RESULTS: Gross total resection (Simpson I + II) was achieved in all 9 patients. The average VIS was 56.1 in the preoperative period and 26.3 in the postoperative period. Among 9 patients, 8 patients had an improvement of the VIS after surgery. VIS was unchanged in 1 patient, and no patients experienced visual deterioration. Other nonvisual complications, such as rhinoliquorrhea, venous infarction, and permanent anosmia, occurred in 3 patients.

CONCLUSION: Despite the small number of patients, a high resection rate and favorable visual outcome support the suitability of this approach for resection of TSM.

*Department of Neurosurgery, Graduate School of Medicine, Hokkaido University, Sapporo, Japan; †Department of Neurosurgery, Teine Keijinkai Medical Center, Sapporo, Japan

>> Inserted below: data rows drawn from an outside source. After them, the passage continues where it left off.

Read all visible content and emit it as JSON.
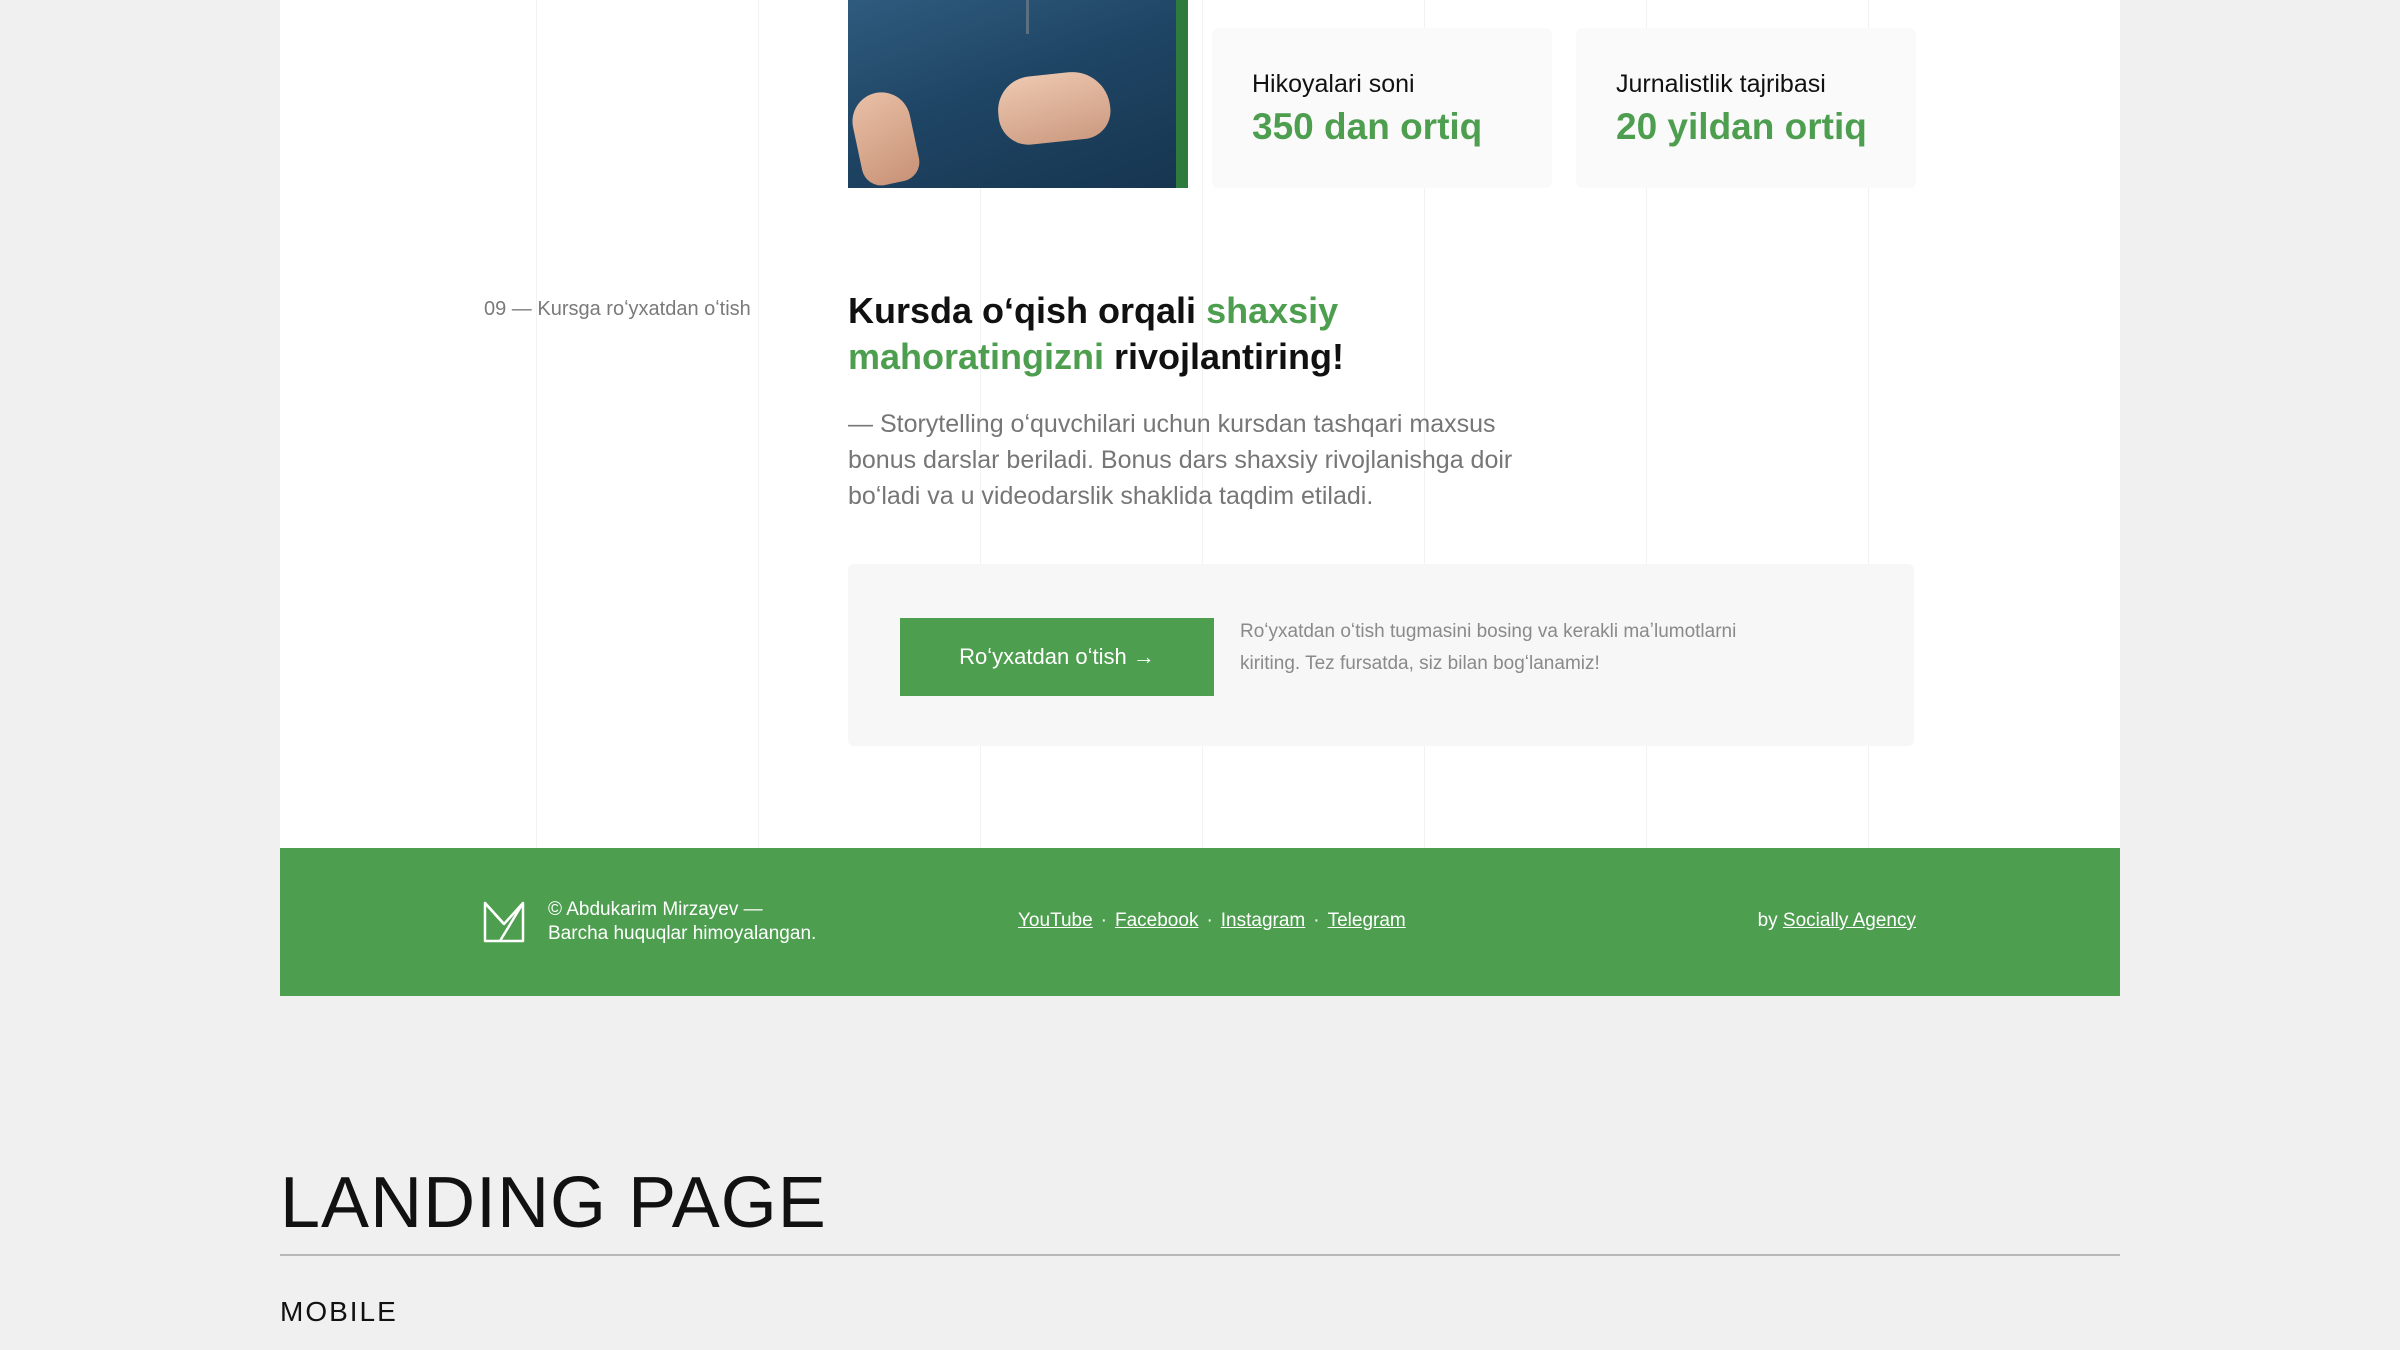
{
  "stats": [
    {
      "label": "Hikoyalari soni",
      "value": "350 dan ortiq"
    },
    {
      "label": "Jurnalistlik tajribasi",
      "value": "20 yildan ortiq"
    }
  ],
  "section": {
    "label": "09 — Kursga roʻyxatdan oʻtish",
    "heading_part1": "Kursda oʻqish orqali ",
    "heading_green1": "shaxsiy mahoratingizni",
    "heading_part2": " rivojlantiring!",
    "description": "— Storytelling oʻquvchilari uchun kursdan tashqari maxsus bonus darslar beriladi. Bonus dars shaxsiy rivojlanishga doir boʻladi va u videodarslik shaklida taqdim etiladi."
  },
  "cta": {
    "button_label": "Roʻyxatdan oʻtish →",
    "note": "Roʻyxatdan oʻtish tugmasini bosing va kerakli maʼlumotlarni kiriting. Tez fursatda, siz bilan bogʻlanamiz!"
  },
  "footer": {
    "copyright_line1": "© Abdukarim Mirzayev —",
    "copyright_line2": "Barcha huquqlar himoyalangan.",
    "links": [
      "YouTube",
      "Facebook",
      "Instagram",
      "Telegram"
    ],
    "separator": "·",
    "credit_prefix": "by ",
    "credit_link": "Socially Agency",
    "logo_icon": "m-monogram-icon"
  },
  "showcase": {
    "title": "LANDING PAGE",
    "subtitle": "MOBILE"
  },
  "colors": {
    "brand_green": "#4d9e4f",
    "background": "#f0f0f0",
    "page": "#ffffff"
  }
}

Received, February 16, 2010.

Accepted, August 6, 2010.

Correspondence: Shunsuke Terasaka, MD, Department of Neurosurgery, Graduate School of Medicine, Hokkaido University, North 15 West 7, Kita-ku, Sapporo 060-8638, Japan. E-mail:

Copyright © by the Congress of Neurological Surgeons